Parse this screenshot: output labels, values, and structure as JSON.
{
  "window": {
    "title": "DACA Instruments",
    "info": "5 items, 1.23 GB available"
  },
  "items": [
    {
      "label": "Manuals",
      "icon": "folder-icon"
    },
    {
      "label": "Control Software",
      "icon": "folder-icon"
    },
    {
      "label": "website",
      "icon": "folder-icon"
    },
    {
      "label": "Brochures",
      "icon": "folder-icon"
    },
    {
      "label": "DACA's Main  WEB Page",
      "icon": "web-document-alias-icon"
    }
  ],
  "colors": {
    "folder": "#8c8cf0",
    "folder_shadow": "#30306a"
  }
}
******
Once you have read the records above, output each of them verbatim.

EXPECTED OUTPUT
Parse this screenshot: output labels, values, and structure as JSON.
{
  "window": {
    "title": "DACA Instruments",
    "info": "5 items, 1.23 GB available"
  },
  "items": [
    {
      "label": "Manuals",
      "icon": "folder-icon"
    },
    {
      "label": "Control Software",
      "icon": "folder-icon"
    },
    {
      "label": "website",
      "icon": "folder-icon"
    },
    {
      "label": "Brochures",
      "icon": "folder-icon"
    },
    {
      "label": "DACA's Main  WEB Page",
      "icon": "web-document-alias-icon"
    }
  ],
  "colors": {
    "folder": "#8c8cf0",
    "folder_shadow": "#30306a"
  }
}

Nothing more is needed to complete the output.